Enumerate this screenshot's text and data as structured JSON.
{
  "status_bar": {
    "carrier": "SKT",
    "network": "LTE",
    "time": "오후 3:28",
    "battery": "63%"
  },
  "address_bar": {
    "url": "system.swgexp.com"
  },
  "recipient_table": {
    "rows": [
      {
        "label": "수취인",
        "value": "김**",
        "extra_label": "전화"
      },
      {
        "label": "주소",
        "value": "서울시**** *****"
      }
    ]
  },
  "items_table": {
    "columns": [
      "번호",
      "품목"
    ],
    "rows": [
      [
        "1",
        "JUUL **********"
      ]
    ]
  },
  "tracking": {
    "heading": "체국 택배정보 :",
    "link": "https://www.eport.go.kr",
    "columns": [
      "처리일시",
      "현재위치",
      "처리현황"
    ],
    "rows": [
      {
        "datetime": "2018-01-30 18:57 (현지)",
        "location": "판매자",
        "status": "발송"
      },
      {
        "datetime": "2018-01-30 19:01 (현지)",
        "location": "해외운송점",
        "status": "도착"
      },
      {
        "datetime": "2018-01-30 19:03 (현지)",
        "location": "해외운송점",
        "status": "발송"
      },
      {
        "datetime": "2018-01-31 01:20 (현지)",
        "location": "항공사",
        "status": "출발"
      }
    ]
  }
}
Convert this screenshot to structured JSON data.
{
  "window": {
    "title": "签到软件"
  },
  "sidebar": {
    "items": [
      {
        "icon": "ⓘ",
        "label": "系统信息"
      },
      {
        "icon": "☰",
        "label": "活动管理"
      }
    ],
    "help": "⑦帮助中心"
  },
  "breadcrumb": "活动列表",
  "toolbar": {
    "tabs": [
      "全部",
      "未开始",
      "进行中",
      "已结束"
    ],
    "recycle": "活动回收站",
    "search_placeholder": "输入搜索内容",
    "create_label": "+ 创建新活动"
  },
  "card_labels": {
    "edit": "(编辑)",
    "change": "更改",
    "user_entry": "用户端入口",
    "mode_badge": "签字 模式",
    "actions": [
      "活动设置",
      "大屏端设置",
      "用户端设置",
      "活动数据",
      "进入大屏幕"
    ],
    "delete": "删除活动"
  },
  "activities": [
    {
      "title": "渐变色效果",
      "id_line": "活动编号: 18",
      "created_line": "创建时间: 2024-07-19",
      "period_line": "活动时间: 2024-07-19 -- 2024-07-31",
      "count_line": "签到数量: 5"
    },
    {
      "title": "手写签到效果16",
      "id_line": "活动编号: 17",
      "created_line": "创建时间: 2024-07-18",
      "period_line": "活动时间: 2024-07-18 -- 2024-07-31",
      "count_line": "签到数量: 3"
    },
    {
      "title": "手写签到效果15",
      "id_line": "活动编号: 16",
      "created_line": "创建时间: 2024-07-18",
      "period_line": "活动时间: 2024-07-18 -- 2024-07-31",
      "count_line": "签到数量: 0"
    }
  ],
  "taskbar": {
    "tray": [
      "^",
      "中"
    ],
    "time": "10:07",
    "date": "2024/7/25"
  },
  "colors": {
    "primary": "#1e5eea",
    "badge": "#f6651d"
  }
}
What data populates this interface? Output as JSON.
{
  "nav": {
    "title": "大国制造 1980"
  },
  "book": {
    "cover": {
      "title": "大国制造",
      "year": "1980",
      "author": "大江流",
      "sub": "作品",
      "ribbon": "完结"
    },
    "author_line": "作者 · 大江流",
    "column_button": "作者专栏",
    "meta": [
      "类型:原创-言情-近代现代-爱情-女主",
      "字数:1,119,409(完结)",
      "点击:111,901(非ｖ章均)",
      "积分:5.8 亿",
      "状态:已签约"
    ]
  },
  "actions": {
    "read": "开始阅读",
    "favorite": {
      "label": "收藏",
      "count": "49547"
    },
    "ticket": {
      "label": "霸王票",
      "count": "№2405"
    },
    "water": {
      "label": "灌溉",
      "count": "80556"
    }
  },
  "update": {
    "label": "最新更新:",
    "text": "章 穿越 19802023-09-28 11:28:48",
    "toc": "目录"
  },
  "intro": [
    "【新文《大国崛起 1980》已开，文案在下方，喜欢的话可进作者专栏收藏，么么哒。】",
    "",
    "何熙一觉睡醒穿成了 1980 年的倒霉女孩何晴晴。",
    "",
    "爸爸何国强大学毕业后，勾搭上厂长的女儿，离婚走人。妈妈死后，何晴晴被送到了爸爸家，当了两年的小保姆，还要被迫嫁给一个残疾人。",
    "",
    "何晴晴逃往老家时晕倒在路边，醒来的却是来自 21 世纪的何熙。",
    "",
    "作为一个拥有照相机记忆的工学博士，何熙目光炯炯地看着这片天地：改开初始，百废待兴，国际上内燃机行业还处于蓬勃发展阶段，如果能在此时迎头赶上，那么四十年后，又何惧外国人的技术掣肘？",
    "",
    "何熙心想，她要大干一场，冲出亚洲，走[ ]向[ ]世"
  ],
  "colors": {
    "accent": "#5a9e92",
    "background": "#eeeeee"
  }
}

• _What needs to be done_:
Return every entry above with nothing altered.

• _Task output_:
Enumerate this screenshot's text and data as structured JSON.
{
  "status_bar": {
    "carrier": "SKT",
    "network": "LTE",
    "time": "오후 3:28",
    "battery": "63%"
  },
  "address_bar": {
    "url": "system.swgexp.com"
  },
  "recipient_table": {
    "rows": [
      {
        "label": "수취인",
        "value": "김**",
        "extra_label": "전화"
      },
      {
        "label": "주소",
        "value": "서울시**** *****"
      }
    ]
  },
  "items_table": {
    "columns": [
      "번호",
      "품목"
    ],
    "rows": [
      [
        "1",
        "JUUL **********"
      ]
    ]
  },
  "tracking": {
    "heading": "체국 택배정보 :",
    "link": "https://www.eport.go.kr",
    "columns": [
      "처리일시",
      "현재위치",
      "처리현황"
    ],
    "rows": [
      {
        "datetime": "2018-01-30 18:57 (현지)",
        "location": "판매자",
        "status": "발송"
      },
      {
        "datetime": "2018-01-30 19:01 (현지)",
        "location": "해외운송점",
        "status": "도착"
      },
      {
        "datetime": "2018-01-30 19:03 (현지)",
        "location": "해외운송점",
        "status": "발송"
      },
      {
        "datetime": "2018-01-31 01:20 (현지)",
        "location": "항공사",
        "status": "출발"
      }
    ]
  }
}
Convert this screenshot to structured JSON data.
{
  "window": {
    "title": "签到软件"
  },
  "sidebar": {
    "items": [
      {
        "icon": "ⓘ",
        "label": "系统信息"
      },
      {
        "icon": "☰",
        "label": "活动管理"
      }
    ],
    "help": "⑦帮助中心"
  },
  "breadcrumb": "活动列表",
  "toolbar": {
    "tabs": [
      "全部",
      "未开始",
      "进行中",
      "已结束"
    ],
    "recycle": "活动回收站",
    "search_placeholder": "输入搜索内容",
    "create_label": "+ 创建新活动"
  },
  "card_labels": {
    "edit": "(编辑)",
    "change": "更改",
    "user_entry": "用户端入口",
    "mode_badge": "签字 模式",
    "actions": [
      "活动设置",
      "大屏端设置",
      "用户端设置",
      "活动数据",
      "进入大屏幕"
    ],
    "delete": "删除活动"
  },
  "activities": [
    {
      "title": "渐变色效果",
      "id_line": "活动编号: 18",
      "created_line": "创建时间: 2024-07-19",
      "period_line": "活动时间: 2024-07-19 -- 2024-07-31",
      "count_line": "签到数量: 5"
    },
    {
      "title": "手写签到效果16",
      "id_line": "活动编号: 17",
      "created_line": "创建时间: 2024-07-18",
      "period_line": "活动时间: 2024-07-18 -- 2024-07-31",
      "count_line": "签到数量: 3"
    },
    {
      "title": "手写签到效果15",
      "id_line": "活动编号: 16",
      "created_line": "创建时间: 2024-07-18",
      "period_line": "活动时间: 2024-07-18 -- 2024-07-31",
      "count_line": "签到数量: 0"
    }
  ],
  "taskbar": {
    "tray": [
      "^",
      "中"
    ],
    "time": "10:07",
    "date": "2024/7/25"
  },
  "colors": {
    "primary": "#1e5eea",
    "badge": "#f6651d"
  }
}
What data populates this interface? Output as JSON.
{
  "nav": {
    "title": "大国制造 1980"
  },
  "book": {
    "cover": {
      "title": "大国制造",
      "year": "1980",
      "author": "大江流",
      "sub": "作品",
      "ribbon": "完结"
    },
    "author_line": "作者 · 大江流",
    "column_button": "作者专栏",
    "meta": [
      "类型:原创-言情-近代现代-爱情-女主",
      "字数:1,119,409(完结)",
      "点击:111,901(非ｖ章均)",
      "积分:5.8 亿",
      "状态:已签约"
    ]
  },
  "actions": {
    "read": "开始阅读",
    "favorite": {
      "label": "收藏",
      "count": "49547"
    },
    "ticket": {
      "label": "霸王票",
      "count": "№2405"
    },
    "water": {
      "label": "灌溉",
      "count": "80556"
    }
  },
  "update": {
    "label": "最新更新:",
    "text": "章 穿越 19802023-09-28 11:28:48",
    "toc": "目录"
  },
  "intro": [
    "【新文《大国崛起 1980》已开，文案在下方，喜欢的话可进作者专栏收藏，么么哒。】",
    "",
    "何熙一觉睡醒穿成了 1980 年的倒霉女孩何晴晴。",
    "",
    "爸爸何国强大学毕业后，勾搭上厂长的女儿，离婚走人。妈妈死后，何晴晴被送到了爸爸家，当了两年的小保姆，还要被迫嫁给一个残疾人。",
    "",
    "何晴晴逃往老家时晕倒在路边，醒来的却是来自 21 世纪的何熙。",
    "",
    "作为一个拥有照相机记忆的工学博士，何熙目光炯炯地看着这片天地：改开初始，百废待兴，国际上内燃机行业还处于蓬勃发展阶段，如果能在此时迎头赶上，那么四十年后，又何惧外国人的技术掣肘？",
    "",
    "何熙心想，她要大干一场，冲出亚洲，走[ ]向[ ]世"
  ],
  "colors": {
    "accent": "#5a9e92",
    "background": "#eeeeee"
  }
}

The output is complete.